"""

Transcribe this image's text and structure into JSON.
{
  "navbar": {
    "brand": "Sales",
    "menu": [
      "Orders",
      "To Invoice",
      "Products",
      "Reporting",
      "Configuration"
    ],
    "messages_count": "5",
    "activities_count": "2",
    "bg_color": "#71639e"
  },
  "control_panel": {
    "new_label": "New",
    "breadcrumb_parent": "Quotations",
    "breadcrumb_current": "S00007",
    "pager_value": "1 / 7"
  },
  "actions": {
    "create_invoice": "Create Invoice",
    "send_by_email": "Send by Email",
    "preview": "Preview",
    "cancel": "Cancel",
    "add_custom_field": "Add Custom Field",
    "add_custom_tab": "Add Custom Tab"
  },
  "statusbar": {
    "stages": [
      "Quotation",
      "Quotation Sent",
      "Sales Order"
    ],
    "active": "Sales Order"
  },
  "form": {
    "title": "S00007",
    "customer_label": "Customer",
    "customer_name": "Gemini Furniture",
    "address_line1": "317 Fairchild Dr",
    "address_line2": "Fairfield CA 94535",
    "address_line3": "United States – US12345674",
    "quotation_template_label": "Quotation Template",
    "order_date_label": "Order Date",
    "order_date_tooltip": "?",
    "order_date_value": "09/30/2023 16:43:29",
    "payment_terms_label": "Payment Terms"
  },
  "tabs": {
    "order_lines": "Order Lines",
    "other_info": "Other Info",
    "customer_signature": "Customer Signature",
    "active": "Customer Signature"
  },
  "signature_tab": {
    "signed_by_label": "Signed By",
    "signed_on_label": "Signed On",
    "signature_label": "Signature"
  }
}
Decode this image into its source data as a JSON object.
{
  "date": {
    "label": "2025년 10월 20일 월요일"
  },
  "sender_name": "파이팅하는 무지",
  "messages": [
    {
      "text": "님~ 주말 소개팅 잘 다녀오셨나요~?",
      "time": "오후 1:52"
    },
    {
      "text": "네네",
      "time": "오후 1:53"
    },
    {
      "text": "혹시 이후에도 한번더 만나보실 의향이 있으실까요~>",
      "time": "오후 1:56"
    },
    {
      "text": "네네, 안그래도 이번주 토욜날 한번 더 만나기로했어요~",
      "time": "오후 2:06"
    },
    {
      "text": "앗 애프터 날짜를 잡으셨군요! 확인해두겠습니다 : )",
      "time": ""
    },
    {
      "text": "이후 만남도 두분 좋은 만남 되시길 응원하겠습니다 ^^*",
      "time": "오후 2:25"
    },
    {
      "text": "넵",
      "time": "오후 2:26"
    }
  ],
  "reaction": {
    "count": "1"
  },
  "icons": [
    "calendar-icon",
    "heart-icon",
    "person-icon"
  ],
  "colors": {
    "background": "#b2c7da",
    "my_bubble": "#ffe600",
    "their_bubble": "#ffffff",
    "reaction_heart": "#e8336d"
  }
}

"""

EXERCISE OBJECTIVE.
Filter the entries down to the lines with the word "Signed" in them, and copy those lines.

OUTPUT FOR THIS TASK.
    "signed_by_label": "Signed By",
    "signed_on_label": "Signed On",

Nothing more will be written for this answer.